by Sam Kenyon
Lunch had only taken two hours so Alfred T. Nottingworth was feeling quite efficient and most pleased with himself. It was 1:47 PM when he glanced out his office window to see a nuclear blast heading his way. He pressed the power button on the windowsill, but the image remained.
“Damn, real life…” he muttered, now realizing it was not a nuclear explosion, but a tsunami of epic proportions emanating from some distant four-dimensional mushroom cloud, or so he guessed with his feeble imagination. Time was speeding up, and Alfred’s human senses could only comprehend a very small visible and auditory portion of the rapidly approaching front.
Alfred canceled two incoming calls and stabbed an emergency line to the smartest scientist on his payroll. “Brettfield! The world’s exploding in my backyard, what the hell is going on?”
“You’re talking too fast Al, slow down.”
“Turn on… the news… explosion… heading… for me.”
“What?” Brettfield went away for a few seconds. Distant sounds of swearing. Click, he swapped to someone else on the phone. He came back. “Al are you there? It’s not an explosion. You’re in the outskirts of an information entropy singularity… those fools at Montello Myron Laboratories have stored more data in a rigid volume then is possible in our curvature of space-time. It’s collapsed into an information whirlpool. You’ll be sucked in by about 2:00 PM. You must get out of there!”
“This… isn’t… us?”
“No, we’re not liable at all. It’s all Montello Myron Labs. But we might be able to stop it if we deploy the molecular structure compressors, you know the new landfill-shrinking nanobots? They might be able to reduce the total amount of information at the core if we set the compression ratio to non-lossless.”
“Good… do… it.”
“You must get out of there Al!”
“No… time… you… must… stop… this.”

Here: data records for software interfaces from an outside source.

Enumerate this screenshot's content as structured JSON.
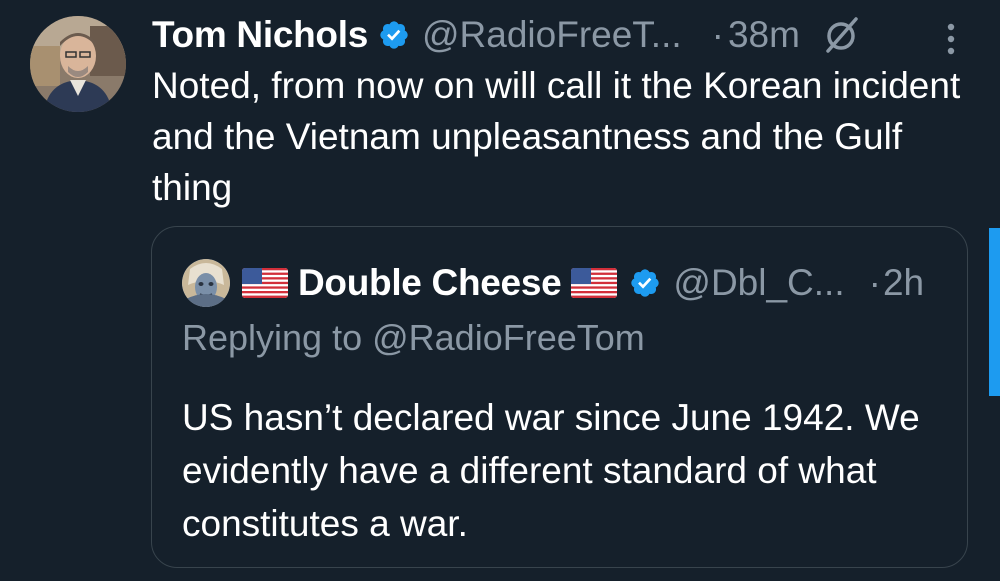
{
  "tweet": {
    "author_name": "Tom Nichols",
    "author_handle": "@RadioFreeT...",
    "separator": "·",
    "time": "38m",
    "text": "Noted, from now on will call it the Korean incident and the Vietnam unpleasantness and the Gulf thing"
  },
  "quoted_tweet": {
    "author_name": "Double Cheese",
    "author_handle": "@Dbl_C...",
    "separator": "·",
    "time": "2h",
    "replying_to": "Replying to @RadioFreeTom",
    "text": "US hasn’t declared war since June 1942. We evidently have a different standard of what constitutes a war."
  },
  "icons": {
    "verified": "verified-badge-icon",
    "grok": "grok-icon",
    "more": "more-options-icon",
    "flag": "us-flag-icon"
  },
  "colors": {
    "background": "#15202b",
    "text": "#ffffff",
    "secondary_text": "#8b98a5",
    "accent": "#1d9bf0",
    "border": "#38444d"
  }
}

He quickly messaged his secretary, but “quickly” seemed to last for hours. His brain wasn’t in the right time frame anymore, not even the same as his mouth. The last thing Alfred said before the event horizon reached him was in a lethargic bass tone: “Cancel… my… three… o’… clock—”